Recently rediscovered by James Knowles, "The Entertainment at Britain's Burse" is generally considered to be an anomaly, a text designed both to entertain royalty and to praise trade. The work of Janette Dillon and, more recently, of David Baker, however, has suggested the broader significance of Jonson's text, and has demonstrated its interplay with important and culturally shifting concepts of the period, particularly those connected with consumption, exchange, and foreign trade. Advancing from those readings, this article offers a reassessment of The Entertainment at Britain's Burse, examining it as an integral but problematic part of Robert Cecil's rather defensive marketing of the New Exchange as a refined centre of luxury; highlighting, therefore, the tensions and ambiguities implicit in the text's "praise" of Cecil and his new venture. Significantly, the article argues that, in its loaded use of the language of discovery and wonder, in its representation of the Shop Master as a Cecilian figure, and in its evocation of the satirical perspective of Jonson's city comedies, Jonson's entertainment undermines Cecil's strategic fashioning of the centre as a place where all is given not for money but for love, at the same time as it duly celebrates the occasion of the king's visit to name the newly completed Exchange. Moreover, the article suggests that this multiplying of perspective is achieved via a play on the paradox of luxury as symbolic of both magnificence and vulgarity, and by a complex, simultaneous stimulating and censuring of the spectator's/potential consumer's acquisitive desire for valuable trifles.
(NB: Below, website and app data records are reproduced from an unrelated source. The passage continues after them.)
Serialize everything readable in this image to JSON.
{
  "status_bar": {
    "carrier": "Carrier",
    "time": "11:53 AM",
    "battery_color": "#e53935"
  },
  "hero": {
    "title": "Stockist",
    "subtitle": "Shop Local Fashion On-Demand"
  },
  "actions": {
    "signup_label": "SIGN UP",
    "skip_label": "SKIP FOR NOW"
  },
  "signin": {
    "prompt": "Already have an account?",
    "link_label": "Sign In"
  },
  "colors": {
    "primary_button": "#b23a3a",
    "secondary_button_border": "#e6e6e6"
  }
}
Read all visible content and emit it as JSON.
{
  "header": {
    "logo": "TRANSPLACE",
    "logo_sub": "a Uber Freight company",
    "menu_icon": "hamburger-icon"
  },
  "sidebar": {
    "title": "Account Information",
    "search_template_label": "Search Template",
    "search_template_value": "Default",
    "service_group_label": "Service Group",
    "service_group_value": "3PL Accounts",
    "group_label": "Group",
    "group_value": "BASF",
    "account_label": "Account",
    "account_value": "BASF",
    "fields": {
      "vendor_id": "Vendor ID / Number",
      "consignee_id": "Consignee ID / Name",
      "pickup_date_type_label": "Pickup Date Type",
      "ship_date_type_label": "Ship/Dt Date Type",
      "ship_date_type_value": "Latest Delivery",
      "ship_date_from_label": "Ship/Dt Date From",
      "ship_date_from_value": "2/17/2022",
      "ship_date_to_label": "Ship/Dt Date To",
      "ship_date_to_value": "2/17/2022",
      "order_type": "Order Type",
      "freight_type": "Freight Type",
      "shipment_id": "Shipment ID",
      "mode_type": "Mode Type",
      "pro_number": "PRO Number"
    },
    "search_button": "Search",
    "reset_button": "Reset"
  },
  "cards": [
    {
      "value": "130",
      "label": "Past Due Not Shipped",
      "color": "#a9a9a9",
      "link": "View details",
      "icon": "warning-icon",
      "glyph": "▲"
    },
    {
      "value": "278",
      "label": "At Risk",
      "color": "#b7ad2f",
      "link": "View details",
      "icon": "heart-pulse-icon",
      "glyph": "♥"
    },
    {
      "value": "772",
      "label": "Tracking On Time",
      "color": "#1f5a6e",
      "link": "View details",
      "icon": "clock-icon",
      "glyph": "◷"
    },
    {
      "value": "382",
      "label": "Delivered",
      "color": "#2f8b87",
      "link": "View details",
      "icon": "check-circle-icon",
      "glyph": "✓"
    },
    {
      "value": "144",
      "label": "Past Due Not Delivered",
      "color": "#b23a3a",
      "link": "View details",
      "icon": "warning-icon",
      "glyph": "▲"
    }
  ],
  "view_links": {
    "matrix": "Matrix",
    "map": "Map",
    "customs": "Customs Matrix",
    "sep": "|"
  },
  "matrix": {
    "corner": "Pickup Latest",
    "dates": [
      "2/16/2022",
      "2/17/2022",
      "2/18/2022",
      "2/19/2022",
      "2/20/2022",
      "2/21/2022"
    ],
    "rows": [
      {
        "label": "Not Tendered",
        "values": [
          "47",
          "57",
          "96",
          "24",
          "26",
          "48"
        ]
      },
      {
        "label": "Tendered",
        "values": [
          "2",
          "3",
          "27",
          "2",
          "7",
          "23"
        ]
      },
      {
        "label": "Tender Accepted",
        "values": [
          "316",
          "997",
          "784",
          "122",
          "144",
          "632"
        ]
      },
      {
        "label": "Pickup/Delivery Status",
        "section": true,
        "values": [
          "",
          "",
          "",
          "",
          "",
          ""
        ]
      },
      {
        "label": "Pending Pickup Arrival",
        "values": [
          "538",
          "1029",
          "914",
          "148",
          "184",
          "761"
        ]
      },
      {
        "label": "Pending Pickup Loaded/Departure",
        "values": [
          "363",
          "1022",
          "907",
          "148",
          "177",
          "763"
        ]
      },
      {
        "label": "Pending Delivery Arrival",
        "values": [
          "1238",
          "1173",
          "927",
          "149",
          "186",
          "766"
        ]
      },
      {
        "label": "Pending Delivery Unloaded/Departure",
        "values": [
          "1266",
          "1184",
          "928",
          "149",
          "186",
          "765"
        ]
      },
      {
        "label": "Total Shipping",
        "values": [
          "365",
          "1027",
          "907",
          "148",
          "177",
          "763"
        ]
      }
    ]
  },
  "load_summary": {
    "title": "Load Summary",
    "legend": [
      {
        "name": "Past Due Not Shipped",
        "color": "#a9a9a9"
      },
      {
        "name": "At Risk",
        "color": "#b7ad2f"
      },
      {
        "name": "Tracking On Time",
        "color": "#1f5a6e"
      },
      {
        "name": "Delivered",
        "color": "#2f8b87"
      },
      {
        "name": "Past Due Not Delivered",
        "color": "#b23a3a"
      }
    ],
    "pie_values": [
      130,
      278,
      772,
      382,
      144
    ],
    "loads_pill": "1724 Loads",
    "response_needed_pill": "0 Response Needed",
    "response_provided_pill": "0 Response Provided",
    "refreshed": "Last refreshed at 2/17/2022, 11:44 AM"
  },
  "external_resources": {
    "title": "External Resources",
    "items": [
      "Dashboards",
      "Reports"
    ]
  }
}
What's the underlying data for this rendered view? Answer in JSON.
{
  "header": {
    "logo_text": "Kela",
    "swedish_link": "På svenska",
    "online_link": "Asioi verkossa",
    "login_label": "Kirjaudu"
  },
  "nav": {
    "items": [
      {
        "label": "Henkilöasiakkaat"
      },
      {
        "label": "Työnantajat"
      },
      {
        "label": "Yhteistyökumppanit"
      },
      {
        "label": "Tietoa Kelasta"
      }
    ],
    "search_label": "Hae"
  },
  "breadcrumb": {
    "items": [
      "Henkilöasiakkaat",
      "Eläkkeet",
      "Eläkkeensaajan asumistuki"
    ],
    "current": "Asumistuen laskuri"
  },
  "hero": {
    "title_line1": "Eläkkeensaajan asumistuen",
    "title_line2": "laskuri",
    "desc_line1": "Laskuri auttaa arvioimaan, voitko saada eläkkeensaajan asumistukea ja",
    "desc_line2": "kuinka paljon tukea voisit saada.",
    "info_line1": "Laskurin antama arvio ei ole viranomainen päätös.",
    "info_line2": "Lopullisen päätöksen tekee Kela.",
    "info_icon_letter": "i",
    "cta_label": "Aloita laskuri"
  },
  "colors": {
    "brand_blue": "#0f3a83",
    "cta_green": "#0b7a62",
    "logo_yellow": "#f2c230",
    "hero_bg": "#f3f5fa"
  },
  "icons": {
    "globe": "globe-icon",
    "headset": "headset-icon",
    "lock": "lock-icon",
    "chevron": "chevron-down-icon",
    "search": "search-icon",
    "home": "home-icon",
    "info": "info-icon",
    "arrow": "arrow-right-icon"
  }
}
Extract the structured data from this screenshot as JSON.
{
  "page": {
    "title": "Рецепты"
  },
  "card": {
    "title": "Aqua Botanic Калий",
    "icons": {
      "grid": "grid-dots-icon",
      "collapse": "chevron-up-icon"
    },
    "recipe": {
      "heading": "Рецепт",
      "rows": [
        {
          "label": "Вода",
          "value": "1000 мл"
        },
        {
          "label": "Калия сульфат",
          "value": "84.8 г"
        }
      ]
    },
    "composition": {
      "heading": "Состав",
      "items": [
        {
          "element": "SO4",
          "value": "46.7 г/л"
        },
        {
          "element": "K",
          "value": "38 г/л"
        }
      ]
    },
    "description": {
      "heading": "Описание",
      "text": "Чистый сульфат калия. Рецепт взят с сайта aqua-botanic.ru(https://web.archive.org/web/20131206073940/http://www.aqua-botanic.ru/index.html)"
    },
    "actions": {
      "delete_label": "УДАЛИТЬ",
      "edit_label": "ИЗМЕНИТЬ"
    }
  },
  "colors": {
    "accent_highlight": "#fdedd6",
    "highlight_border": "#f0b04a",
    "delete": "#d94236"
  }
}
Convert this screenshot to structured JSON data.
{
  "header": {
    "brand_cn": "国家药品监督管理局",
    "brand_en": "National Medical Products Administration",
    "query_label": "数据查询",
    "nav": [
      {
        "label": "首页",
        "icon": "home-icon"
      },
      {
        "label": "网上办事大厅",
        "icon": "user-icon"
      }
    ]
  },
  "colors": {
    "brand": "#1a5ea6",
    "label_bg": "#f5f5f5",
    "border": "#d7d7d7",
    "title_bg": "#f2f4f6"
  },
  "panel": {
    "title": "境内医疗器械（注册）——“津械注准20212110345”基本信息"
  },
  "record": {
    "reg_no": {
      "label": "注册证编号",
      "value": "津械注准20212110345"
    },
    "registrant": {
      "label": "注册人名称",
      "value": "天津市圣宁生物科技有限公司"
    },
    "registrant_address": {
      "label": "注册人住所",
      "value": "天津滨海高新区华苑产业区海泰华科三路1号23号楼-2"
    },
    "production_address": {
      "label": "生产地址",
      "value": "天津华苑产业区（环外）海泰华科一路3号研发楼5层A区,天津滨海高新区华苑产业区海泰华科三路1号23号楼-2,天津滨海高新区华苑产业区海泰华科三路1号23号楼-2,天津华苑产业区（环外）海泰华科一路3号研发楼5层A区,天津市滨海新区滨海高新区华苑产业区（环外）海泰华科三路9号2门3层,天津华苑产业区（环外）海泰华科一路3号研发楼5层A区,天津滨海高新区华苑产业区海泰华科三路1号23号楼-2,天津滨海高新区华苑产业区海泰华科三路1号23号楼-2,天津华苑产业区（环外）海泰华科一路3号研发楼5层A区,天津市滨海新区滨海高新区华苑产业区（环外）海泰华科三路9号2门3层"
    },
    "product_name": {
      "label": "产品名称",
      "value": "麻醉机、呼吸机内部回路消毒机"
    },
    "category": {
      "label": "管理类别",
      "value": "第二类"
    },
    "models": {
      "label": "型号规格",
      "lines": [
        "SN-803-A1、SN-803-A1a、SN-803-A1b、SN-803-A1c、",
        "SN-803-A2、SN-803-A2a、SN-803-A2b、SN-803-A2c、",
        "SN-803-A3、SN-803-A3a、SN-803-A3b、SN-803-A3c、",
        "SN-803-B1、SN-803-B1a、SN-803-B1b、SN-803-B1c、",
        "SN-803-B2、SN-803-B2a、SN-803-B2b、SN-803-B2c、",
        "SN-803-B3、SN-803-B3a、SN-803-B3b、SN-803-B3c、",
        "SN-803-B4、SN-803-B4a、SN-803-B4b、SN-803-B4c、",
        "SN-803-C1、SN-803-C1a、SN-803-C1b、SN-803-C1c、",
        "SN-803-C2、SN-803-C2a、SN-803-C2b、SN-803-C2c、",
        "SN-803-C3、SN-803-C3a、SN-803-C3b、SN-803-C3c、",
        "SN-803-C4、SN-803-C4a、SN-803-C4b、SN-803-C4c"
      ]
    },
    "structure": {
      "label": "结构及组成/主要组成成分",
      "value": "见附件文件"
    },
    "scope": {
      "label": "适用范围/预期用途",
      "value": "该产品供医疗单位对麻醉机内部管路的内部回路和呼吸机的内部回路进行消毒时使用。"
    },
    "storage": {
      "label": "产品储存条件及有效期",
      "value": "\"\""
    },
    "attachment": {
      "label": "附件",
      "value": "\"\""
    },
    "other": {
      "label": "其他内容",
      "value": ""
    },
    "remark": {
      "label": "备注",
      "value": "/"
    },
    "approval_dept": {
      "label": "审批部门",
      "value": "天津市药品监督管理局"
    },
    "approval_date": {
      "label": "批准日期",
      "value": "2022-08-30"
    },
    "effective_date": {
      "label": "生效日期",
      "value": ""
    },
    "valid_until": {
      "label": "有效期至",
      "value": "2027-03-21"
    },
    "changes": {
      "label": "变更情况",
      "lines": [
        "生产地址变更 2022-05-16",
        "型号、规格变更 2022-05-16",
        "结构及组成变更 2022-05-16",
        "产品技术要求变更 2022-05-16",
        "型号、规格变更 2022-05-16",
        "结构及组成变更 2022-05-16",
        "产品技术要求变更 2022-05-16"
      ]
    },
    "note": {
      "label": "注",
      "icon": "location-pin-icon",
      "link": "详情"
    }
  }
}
|Number of pages||19|
|Journal||Early modern literary studies|
|Publication status||Published - 2006|
- Robert Cecil